Danusia Samal wins 2018 Theatre503 International Playwriting Award
Actor, writer and singer Danusia Samal has been announced the winner of the 2018 Theatre503 International Playwriting Award.
Samal will receive £6,000 and her winning script, Out of Sorts, will be produced at the London venue in 2019.
The winner was announced at a ceremony at the Bridge Theatre in London on November 22, hosted by Theatre503 chair and Royal Shakespeare Company deputy artistic director Erica Whyman, and Theatre503 artistic director Lisa Spirling.
Out of Sorts, which is about a young woman who is struggling with dual identity, was chosen by a panel of judges from a shortlist of five plays.
The other shortlisted plays were Milk and Gall by Mathilde Dratwa, Meat by Gillian Greer, In That Short Space by Joel MacCormack, and Before Evening Comes by Philana Imade Omorotionmwan.
In total, there were more than 2,000 entries from 49 different countries for the competition, which is open to anyone who has not yet had a full-length play produced professionally in a subsidised London or major regional or international venue for a minimum run of four weeks.
Whyman said: “From a very fine shortlist of impressively urgent and inventive plays, Out of Sorts touched the judges deeply.
“It is a delicate, intelligent, funny and profoundly revealing play that tackles one of the central questions of our time – how to be all the parts of ourselves without falling apart.”
Samal told The Stage: “This play is really close to my heart, so to have it acknowledged like this feels immense and the commitment to having it staged is really exciting.”
Theatre503 also announced its latest season alongside the award, with highlights including Ross Willis’ Wolfief and Yasmin Joseph’s J’Ouvert, which explores the black British experience and sexual politics of carnival.
We need your help…
When you subscribe to The Stage, you’re investing in our journalism. And our journalism is invested in supporting theatre and the performing arts.
The Stage is a family business, operated by the same family since we were founded in 1880. We do not receive government funding. We are not owned by a large corporation. Our editorial is not dictated by ticket sales.
We are fully independent, but this means we rely on revenue from readers to survive.

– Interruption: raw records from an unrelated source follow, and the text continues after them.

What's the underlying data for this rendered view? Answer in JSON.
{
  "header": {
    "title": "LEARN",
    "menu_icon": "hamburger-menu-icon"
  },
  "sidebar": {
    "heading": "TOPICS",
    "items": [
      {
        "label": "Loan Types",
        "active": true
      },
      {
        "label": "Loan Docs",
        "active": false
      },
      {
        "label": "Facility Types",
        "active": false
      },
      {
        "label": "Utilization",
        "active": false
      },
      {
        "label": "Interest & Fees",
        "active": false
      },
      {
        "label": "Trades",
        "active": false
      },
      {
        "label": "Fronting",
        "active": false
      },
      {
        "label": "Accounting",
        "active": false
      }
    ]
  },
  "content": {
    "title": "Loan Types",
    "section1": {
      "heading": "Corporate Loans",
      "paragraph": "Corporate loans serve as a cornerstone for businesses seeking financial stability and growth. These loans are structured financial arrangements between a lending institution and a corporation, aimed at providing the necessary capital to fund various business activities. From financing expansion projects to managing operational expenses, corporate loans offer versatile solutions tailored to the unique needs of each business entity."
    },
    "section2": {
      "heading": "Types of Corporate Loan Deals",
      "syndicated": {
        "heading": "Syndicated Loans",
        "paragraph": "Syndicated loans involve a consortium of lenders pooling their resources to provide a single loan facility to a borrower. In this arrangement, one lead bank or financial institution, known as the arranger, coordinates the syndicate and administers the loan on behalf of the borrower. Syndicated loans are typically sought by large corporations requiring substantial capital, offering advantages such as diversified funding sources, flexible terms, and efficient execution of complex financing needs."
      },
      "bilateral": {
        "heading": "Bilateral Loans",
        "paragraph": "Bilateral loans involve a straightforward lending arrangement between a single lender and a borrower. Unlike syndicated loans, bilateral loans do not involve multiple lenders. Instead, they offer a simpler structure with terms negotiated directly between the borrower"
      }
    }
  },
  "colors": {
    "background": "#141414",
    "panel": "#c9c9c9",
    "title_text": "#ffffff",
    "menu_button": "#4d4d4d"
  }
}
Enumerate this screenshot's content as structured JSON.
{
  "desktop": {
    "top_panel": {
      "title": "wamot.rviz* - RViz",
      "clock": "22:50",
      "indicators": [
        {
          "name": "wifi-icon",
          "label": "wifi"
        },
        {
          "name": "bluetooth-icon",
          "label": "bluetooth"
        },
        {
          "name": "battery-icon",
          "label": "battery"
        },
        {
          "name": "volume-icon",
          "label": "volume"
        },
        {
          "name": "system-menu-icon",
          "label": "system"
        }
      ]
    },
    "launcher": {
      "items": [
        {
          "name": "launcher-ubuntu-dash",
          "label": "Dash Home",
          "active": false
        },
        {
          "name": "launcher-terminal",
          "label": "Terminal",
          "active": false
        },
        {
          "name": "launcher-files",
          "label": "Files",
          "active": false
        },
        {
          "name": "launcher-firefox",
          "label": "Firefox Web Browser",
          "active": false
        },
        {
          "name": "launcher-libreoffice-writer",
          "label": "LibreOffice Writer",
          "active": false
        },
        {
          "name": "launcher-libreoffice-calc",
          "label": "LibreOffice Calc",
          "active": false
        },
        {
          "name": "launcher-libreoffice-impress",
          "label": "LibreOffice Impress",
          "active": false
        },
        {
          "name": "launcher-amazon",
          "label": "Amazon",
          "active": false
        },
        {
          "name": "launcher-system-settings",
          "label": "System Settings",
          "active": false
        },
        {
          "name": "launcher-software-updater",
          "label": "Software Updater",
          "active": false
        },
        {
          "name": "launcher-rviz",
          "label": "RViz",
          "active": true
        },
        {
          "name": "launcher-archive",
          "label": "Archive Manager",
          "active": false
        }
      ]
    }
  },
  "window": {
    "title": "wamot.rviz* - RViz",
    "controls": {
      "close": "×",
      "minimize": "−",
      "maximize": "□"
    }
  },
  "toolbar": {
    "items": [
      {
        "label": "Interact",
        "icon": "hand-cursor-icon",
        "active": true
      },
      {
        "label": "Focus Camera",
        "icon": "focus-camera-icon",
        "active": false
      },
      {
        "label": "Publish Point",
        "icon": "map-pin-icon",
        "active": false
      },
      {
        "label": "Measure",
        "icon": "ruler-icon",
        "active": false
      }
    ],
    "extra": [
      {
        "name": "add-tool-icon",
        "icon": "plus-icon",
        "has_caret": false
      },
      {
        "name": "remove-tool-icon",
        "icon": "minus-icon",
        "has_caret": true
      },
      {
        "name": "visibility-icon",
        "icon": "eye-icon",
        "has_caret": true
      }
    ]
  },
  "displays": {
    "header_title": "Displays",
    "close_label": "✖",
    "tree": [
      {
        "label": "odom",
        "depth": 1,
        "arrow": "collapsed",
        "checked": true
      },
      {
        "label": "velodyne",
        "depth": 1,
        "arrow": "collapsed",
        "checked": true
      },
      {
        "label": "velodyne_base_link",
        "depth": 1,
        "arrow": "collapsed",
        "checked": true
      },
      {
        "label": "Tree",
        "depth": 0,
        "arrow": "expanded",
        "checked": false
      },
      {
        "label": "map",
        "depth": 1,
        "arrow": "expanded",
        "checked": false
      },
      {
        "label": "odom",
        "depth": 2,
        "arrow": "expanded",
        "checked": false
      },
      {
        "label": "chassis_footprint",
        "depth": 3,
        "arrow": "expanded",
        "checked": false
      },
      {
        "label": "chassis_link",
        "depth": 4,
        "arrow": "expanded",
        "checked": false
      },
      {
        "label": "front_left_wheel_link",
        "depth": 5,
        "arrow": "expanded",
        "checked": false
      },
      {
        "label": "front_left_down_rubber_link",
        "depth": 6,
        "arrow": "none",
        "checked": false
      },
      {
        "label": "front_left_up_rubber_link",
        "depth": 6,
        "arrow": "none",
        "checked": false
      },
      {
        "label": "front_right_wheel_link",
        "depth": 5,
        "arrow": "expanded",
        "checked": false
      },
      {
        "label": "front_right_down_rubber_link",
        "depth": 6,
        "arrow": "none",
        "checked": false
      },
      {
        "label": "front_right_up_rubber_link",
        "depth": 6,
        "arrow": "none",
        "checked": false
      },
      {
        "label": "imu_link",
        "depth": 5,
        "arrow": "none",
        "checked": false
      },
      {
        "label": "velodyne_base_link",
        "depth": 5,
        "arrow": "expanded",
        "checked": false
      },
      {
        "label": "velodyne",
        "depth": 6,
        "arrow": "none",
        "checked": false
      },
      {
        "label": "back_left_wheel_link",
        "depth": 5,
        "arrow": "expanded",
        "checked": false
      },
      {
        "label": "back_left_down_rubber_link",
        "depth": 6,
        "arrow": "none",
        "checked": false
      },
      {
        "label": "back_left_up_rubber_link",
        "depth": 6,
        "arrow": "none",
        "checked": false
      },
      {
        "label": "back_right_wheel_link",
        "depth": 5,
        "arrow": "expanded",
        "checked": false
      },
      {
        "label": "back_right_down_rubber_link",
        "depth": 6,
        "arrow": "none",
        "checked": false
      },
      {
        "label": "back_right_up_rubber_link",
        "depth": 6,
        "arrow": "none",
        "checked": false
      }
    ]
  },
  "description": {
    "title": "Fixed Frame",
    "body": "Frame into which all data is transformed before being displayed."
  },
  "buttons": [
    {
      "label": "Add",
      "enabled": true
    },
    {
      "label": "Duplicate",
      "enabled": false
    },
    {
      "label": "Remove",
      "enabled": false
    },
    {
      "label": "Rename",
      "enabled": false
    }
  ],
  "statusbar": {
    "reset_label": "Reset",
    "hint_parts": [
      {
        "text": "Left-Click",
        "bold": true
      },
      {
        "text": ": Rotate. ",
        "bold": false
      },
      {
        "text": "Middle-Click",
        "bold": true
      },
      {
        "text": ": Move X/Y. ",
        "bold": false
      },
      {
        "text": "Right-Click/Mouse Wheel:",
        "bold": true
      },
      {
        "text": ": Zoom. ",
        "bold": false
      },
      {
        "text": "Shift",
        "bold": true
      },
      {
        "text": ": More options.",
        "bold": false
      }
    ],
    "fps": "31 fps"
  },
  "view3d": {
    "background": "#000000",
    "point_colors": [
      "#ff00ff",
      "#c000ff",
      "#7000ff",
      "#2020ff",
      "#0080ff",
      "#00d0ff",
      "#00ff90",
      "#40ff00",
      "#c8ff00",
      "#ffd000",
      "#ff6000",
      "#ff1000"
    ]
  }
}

Help us continue to report on great work across the UK, champion new talent and keep up our investigative journalism that holds the powerful to account. Your subscription helps ensure our journalism can continue.